IH London prides itself on its sense of community, a commitment to teachers and the quality of education it provides, its new management team tells El Gazette.
‘When you walk into this building, you get the sense of the scale of what happens here.’
Joseph Lowe, now chief executive of International House London, first came to the school as finance director two years ago. He had no experience of EFL, but had a background working for other educational charities, so the not-for-profit environment at IH was nothing new.
‘The ethos and the culture is what I have worked in for many years,’ Lowe said.
But it was a surprise to Greg Patton, the new sales and marketing director, however. Originally an investment banker, he switched into education after the crash.
His last job was with Bell.
‘The biggest shock for me coming from the commercial world, from banking, is that at IH, the most important thing isn’t profitability, it’s quality – it’s all about the quality of the education.
‘To achieve that, you need to focus on getting the right staff. You employ the right staff, you point them in the right direction and you empower them.’
The new director of education, Eleanor Maly, an old EFL hand new to the IH family, agrees. ‘When I was director of studies I was always very interested in any teacher with an IH Celta on their CV.
That was a selling point to me and that was always borne out in the teacher’s abilities. ‘It’s justifiably a very strong brand in English language teaching and of course in teacher training.’
‘IH London is big,’ chips in Greg, ‘not just in terms of the number of students we teach but also the number of teachers we train… One thing that really surprised me when I first got here is the sheer extent of the teacher training, the scale. We run something like 50 Celta courses a year.’ ‘Not to mention the other diplomas, the courses for foreign teachers, the course we run for foreign governments,’ adds Joseph. ‘But it’s also about how you treat your staff, and that is what we are emphasising a lot.

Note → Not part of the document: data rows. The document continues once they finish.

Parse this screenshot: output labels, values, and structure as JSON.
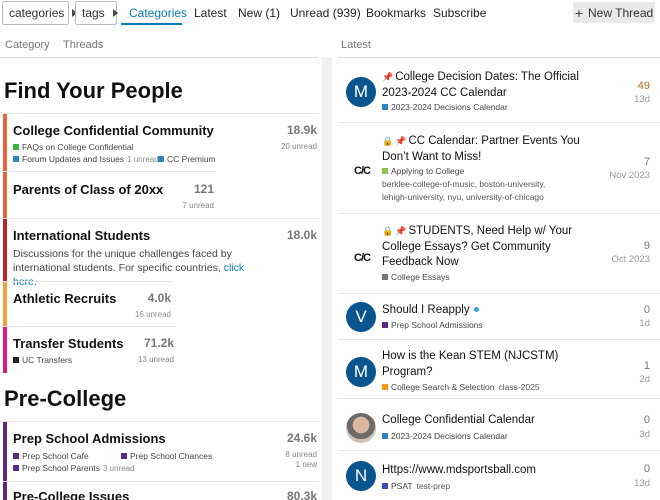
{
  "nav": {
    "dropdown_categories": "categories",
    "dropdown_tags": "tags",
    "tabs": [
      "Categories",
      "Latest",
      "New (1)",
      "Unread (939)",
      "Bookmarks",
      "Subscribe"
    ],
    "new_thread": "New Thread"
  },
  "columns": {
    "category": "Category",
    "threads": "Threads",
    "latest": "Latest"
  },
  "sections": {
    "find": {
      "title": "Find Your People",
      "categories": [
        {
          "name": "College Confidential Community",
          "count": "18.9k",
          "unread": "20 unread",
          "color": "#e8653b",
          "subs": [
            {
              "name": "FAQs on College Confidential",
              "color": "#3ab54a",
              "unread": ""
            },
            {
              "name": "Forum Updates and Issues",
              "color": "#2e86c1",
              "unread": "1 unread"
            },
            {
              "name": "CC Premium",
              "color": "#2e86c1",
              "unread": ""
            }
          ]
        },
        {
          "name": "Parents of Class of 20xx",
          "count": "121",
          "unread": "7 unread",
          "color": "#e8653b"
        },
        {
          "name": "International Students",
          "count": "18.0k",
          "unread": "",
          "color": "#b7282e",
          "desc": "Discussions for the unique challenges faced by international students. For specific countries, ",
          "desc_link": "click here."
        },
        {
          "name": "Athletic Recruits",
          "count": "4.0k",
          "unread": "16 unread",
          "color": "#f7a13b"
        },
        {
          "name": "Transfer Students",
          "count": "71.2k",
          "unread": "13 unread",
          "color": "#e0197d",
          "subs": [
            {
              "name": "UC Transfers",
              "color": "#222",
              "unread": ""
            }
          ]
        }
      ]
    },
    "precollege": {
      "title": "Pre-College",
      "categories": [
        {
          "name": "Prep School Admissions",
          "count": "24.6k",
          "unread": "8 unread",
          "new": "1 new",
          "color": "#5b2a86",
          "subs": [
            {
              "name": "Prep School Cafe",
              "color": "#5b2a86",
              "unread": ""
            },
            {
              "name": "Prep School Chances",
              "color": "#5b2a86",
              "unread": ""
            },
            {
              "name": "Prep School Parents",
              "color": "#5b2a86",
              "unread": "3 unread"
            }
          ]
        },
        {
          "name": "Pre-College Issues",
          "count": "80.3k",
          "color": "#5b2a86"
        }
      ]
    }
  },
  "topics": [
    {
      "avatar": "M",
      "avatar_color": "#08558f",
      "pinned": true,
      "locked": false,
      "title": "College Decision Dates: The Official 2023-2024 CC Calendar",
      "category": "2023-2024 Decisions Calendar",
      "cat_color": "#2e86c1",
      "tags": "",
      "replies": "49",
      "date": "13d",
      "hot": true
    },
    {
      "avatar": "CC",
      "pinned": true,
      "locked": true,
      "title": "CC Calendar: Partner Events You Don’t Want to Miss!",
      "category": "Applying to College",
      "cat_color": "#8bc34a",
      "tags": "berklee-college-of-music, boston-university, lehigh-university, nyu, university-of-chicago",
      "replies": "7",
      "date": "Nov 2023"
    },
    {
      "avatar": "CC",
      "pinned": true,
      "locked": true,
      "title": "STUDENTS, Need Help w/ Your College Essays? Get Community Feedback Now",
      "category": "College Essays",
      "cat_color": "#777",
      "tags": "",
      "replies": "9",
      "date": "Oct 2023"
    },
    {
      "avatar": "V",
      "avatar_color": "#08558f",
      "title": "Should I Reapply",
      "category": "Prep School Admissions",
      "cat_color": "#5b2a86",
      "tags": "",
      "replies": "0",
      "date": "1d",
      "new_dot": true
    },
    {
      "avatar": "M",
      "avatar_color": "#08558f",
      "title": "How is the Kean STEM (NJCSTM) Program?",
      "category": "College Search & Selection",
      "cat_color": "#f7941d",
      "tag": "class-2025",
      "replies": "1",
      "date": "2d"
    },
    {
      "avatar": "photo",
      "title": "College Confidential Calendar",
      "category": "2023-2024 Decisions Calendar",
      "cat_color": "#2e86c1",
      "tags": "",
      "replies": "0",
      "date": "3d"
    },
    {
      "avatar": "N",
      "avatar_color": "#08558f",
      "title": "Https://www.mdsportsball.com",
      "category": "PSAT",
      "cat_color": "#3f51b5",
      "tag": "test-prep",
      "replies": "0",
      "date": "13d"
    }
  ]
}
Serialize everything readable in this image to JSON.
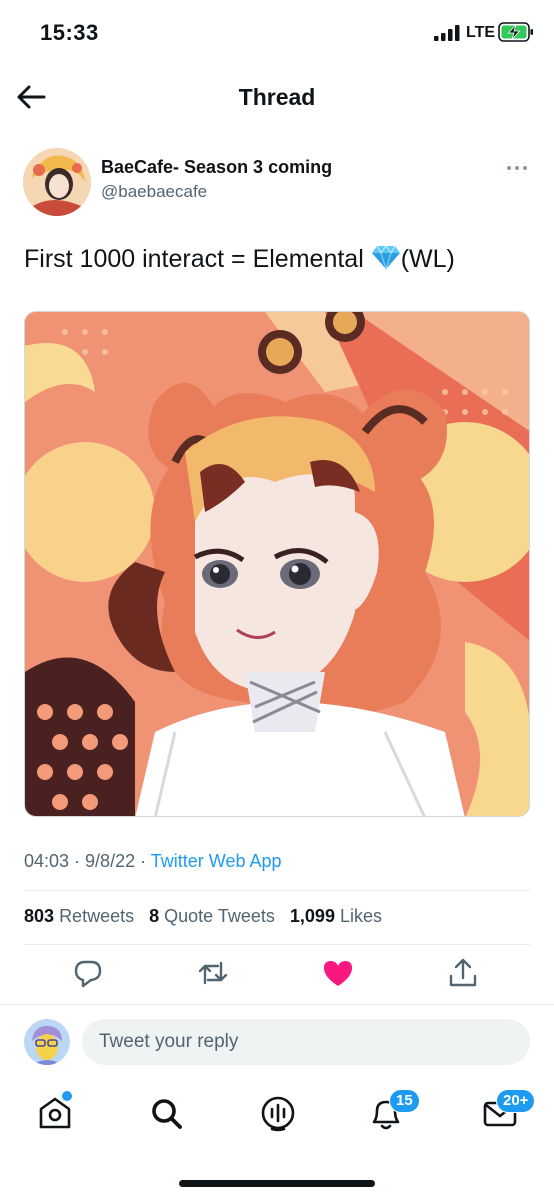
{
  "status_bar": {
    "time": "15:33",
    "network": "LTE",
    "signal_icon": "cellular-signal-icon",
    "battery_icon": "battery-charging-icon"
  },
  "header": {
    "title": "Thread",
    "back_icon": "back-arrow-icon"
  },
  "tweet": {
    "author_name": "BaeCafe- Season 3 coming",
    "author_handle": "@baebaecafe",
    "text_before": "First 1000 interact = Elemental ",
    "text_after": "(WL)",
    "emoji_icon": "gem-icon",
    "time": "04:03",
    "sep1": " · ",
    "date": "9/8/22",
    "sep2": " · ",
    "source": "Twitter Web App",
    "stats": {
      "retweets_count": "803",
      "retweets_label": "Retweets",
      "quotes_count": "8",
      "quotes_label": "Quote Tweets",
      "likes_count": "1,099",
      "likes_label": "Likes"
    },
    "actions": [
      "reply-icon",
      "retweet-icon",
      "like-icon-filled",
      "share-icon"
    ]
  },
  "reply": {
    "placeholder": "Tweet your reply"
  },
  "tabbar": {
    "items": [
      "home-icon",
      "search-icon",
      "spaces-icon",
      "notifications-icon",
      "messages-icon"
    ],
    "notifications_badge": "15",
    "messages_badge": "20+"
  },
  "colors": {
    "accent": "#1d9bf0",
    "like": "#f91880",
    "text": "#0f1419",
    "secondary": "#536471"
  }
}
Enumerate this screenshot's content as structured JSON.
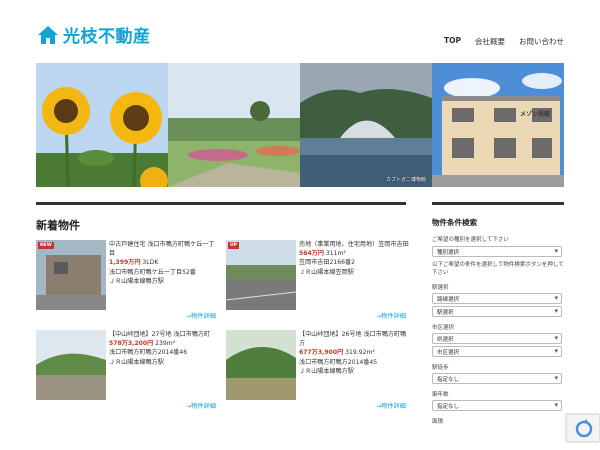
{
  "brand": {
    "name": "光枝不動産",
    "color": "#0fa3d6"
  },
  "nav": [
    "TOP",
    "会社概要",
    "お問い合わせ"
  ],
  "hero": {
    "captions": [
      "",
      "",
      "カブトガニ博物館",
      ""
    ],
    "house_sign": "メゾン光枝"
  },
  "main": {
    "title": "新着物件",
    "listings": [
      {
        "badge": "NEW",
        "title": "中古戸建住宅 浅口市鴨方町鴨ケ丘一丁目",
        "price": "1,399万円",
        "spec": "3LDK",
        "address": "浅口市鴨方町鴨ケ丘一丁目52番",
        "station": "ＪＲ山陽本線鴨方駅",
        "more": "→物件詳細"
      },
      {
        "badge": "UP",
        "title": "売地（事業用地、住宅用地）笠岡市吉田",
        "price": "564万円",
        "spec": "311m²",
        "address": "笠岡市吉田2166番2",
        "station": "ＪＲ山陽本線笠岡駅",
        "more": "→物件詳細"
      },
      {
        "badge": "",
        "title": "【中山峠団地】27号地 浅口市鴨方町",
        "price": "578万3,200円",
        "spec": "239m²",
        "address": "浅口市鴨方町鴨方2014番46",
        "station": "ＪＲ山陽本線鴨方駅",
        "more": "→物件詳細"
      },
      {
        "badge": "",
        "title": "【中山峠団地】26号地 浅口市鴨方町鴨方",
        "price": "677万3,900円",
        "spec": "319.92m²",
        "address": "浅口市鴨方町鴨方2014番45",
        "station": "ＪＲ山陽本線鴨方駅",
        "more": "→物件詳細"
      }
    ]
  },
  "sidebar": {
    "title": "物件条件検索",
    "intro1": "ご希望の種別を選択して下さい",
    "type_select": "種別選択",
    "intro2": "以下ご希望の条件を選択して物件検索ボタンを押して下さい",
    "station_label": "駅選択",
    "line_select": "路線選択",
    "station_select": "駅選択",
    "city_label": "市区選択",
    "pref_select": "県選択",
    "city_select": "市区選択",
    "walk_label": "駅徒歩",
    "walk_select": "指定なし",
    "age_label": "築年数",
    "age_select": "指定なし",
    "area_label": "面積"
  }
}
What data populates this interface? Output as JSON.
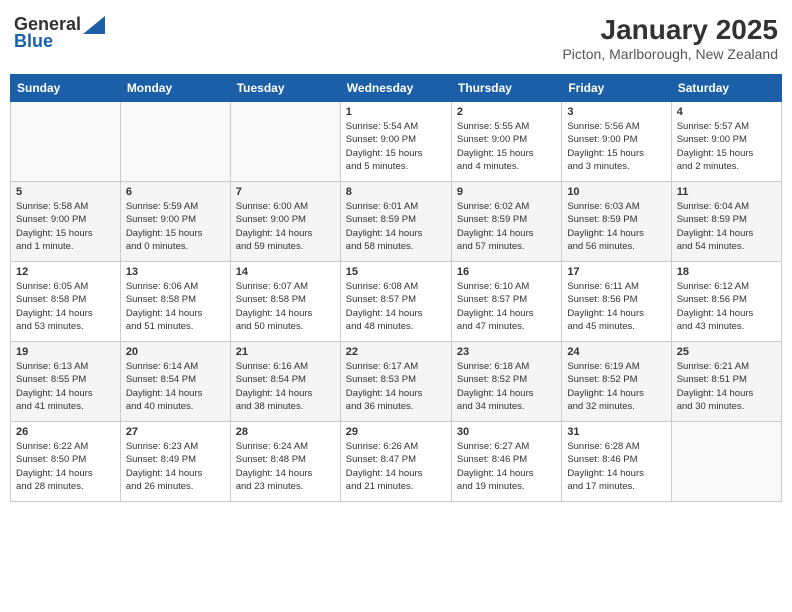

‘For example, a lot of staff used to complain that they were on 23-month contracts, which meant that they couldn’t gain employment rights, and we changed that. We discussed it with the board and we realised that we’re actually in favour of giving teachers more security.’
Eleanor is convinced that it is the quality of the teachers that has helped IH London gain fourteen out of fifteen points in its latest British Council inspection.
She says: ‘We don’t have a prescribed, top-down way of teaching; everything is tailored to the individual group of students, and lessons are designed based on the students’ needs.’
‘That approach isn’t something you can necessarily roll out in a large chain of schools because it’s difficult to guarantee you’re going to get the same high quality of tuition in every single classroom.
‘Whereas large chains tend to rely on prescribed methodologies or materials to standardise the quality, we focus more on creative, flexible ways to teach the individual student. To do that, you need to have a lot of faith in your teachers.
‘But at IH we can be confident in the ability of our teachers because we train them. In fact, most of our permanent teachers are teacher trainers.’
The emphasis on meeting student needs extends to sales and marketing. Shortly after a student arrives at the London school, the sales person whose client they are comes down to talk to them, to check how everything is going. IH sales people are part of the community; they work in the same building as the teachers and the students; they eat in the same café.
Since Greg arrived, he has set about recruiting salespeople with an IH background, bringing them home, you could say. ‘As the market becomes more mature and more commoditised and there are more big players, what we have is the sense of community,’ Greg says.
‘It’s a people place on many levels,’ agrees Eleanor. ‘We survey our staff each year to take the temperature of the organisation,’ explains Joseph, ‘and what came across last year so strongly was that the commitment of the staff to the organisation is unparalleled.
‘It must go back, I think, to the charity values on which we operate. Staff and students know this school is different because it is not just about a couple of people getting rich: it’s about the benefits we can bring to the community.’
Joseph Lowe is the CEO of International House London. Eleanor Maly is director of education and Greg Patton is director of sales and marketing at the central London school.
Picture: Greg Patton, Eleanor Maly and Joseph Lowe